Published May 11, 2023
BY AINSLEY HENDERSON
After abruptly halting all operations in mid-March due to the results of a California Department of Social Services investigation, the Carmel Youth Center will be closed until further notice, leaving many families without affordable after-school supervision.
“My first thought was disbelief,” says Meg Grundy, the parent of a Carmel High junior and Carmel Middle seventh grader who attended the CYC for several years. “Like, why now? CYC survived the pandemic and came back so strong. It’s a significant loss to so many kids in our community.”
In an unexpected email sent out by CYC executive director Jessica Faddis on April 3, she thanked the staff, parents and children for their attendance before stating that the youth center would be suspending all operations until further notice. Minimal explanation was provided to families; however, in a letter from the CYC board of directors to the Carmel City Council, the board president noted that the center had received a cease and desist letter due to an improper license, when they would need a daycare license to remain open.
“I wish the CYC a bright future as the board works toward opening its doors,” says Faddis, who had been the center’s director for five years. “It is a legacy and pillar in our community that our families had greatly depended on and still need.”
Opened in 1949, the CYC, a non-profit, provided child care services – both after school and during the summer – to children of all ages for more than 73 years. In its 2021 annual report, the center stated that it had served over 320 youth during the past year.
“Suspending the CYC isn’t a problem from the business side or the financial side,” says Taylan Dincer, who has been attending the center since age five and working there since age 14. “But the fact that now many parents from lower-income communities are not going to be getting the resources we provide is just terrible.”
One of the center’s main draws was affordable care, which was made even less costly by the Nancy Sutton Scholarship, which either reduced the fee or waived it altogether, giving children of all economic backgrounds the opportunity to spend time at the CYC.

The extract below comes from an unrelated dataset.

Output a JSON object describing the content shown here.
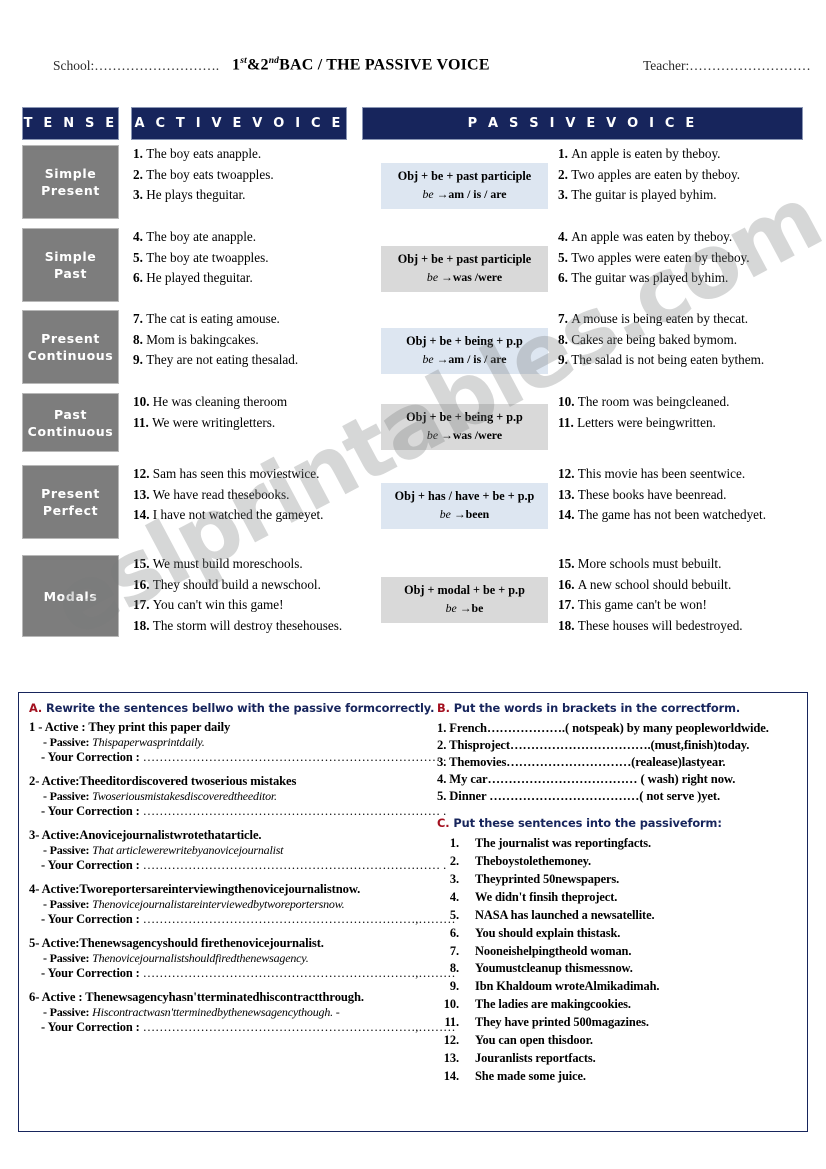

Jet Yard, a CHS junior, recalls volunteering at the center from October 2021 to May 2022. At first, Yard went simply to collect volunteer hours; however, he soon began to enjoy spending time with the staff and kids, with whom he developed friendships.
“Some kids loved it there and formed connections with staff,” Yard says. “It will be very hard for some parents to take care of their kids if they can’t find another place to take them.”
Another CHS student, Fiona Hirschfield, tutored CYC summer camp attendees for volunteer hours. The junior remembers that it was flexible and a great help for parents who worked late hours.
“It was a place where [my son] could relax, hang out with good friends and have some independence away from school and home,” Grundy says. “As a working parent, I will miss knowing that my son has a special place like the CYC to go to after school.”
According to Faddis, staff are no longer with the youth center, and the board of directors, headed by CYC alumnus John Ruskell, will be in charge of all efforts to reopen moving forward.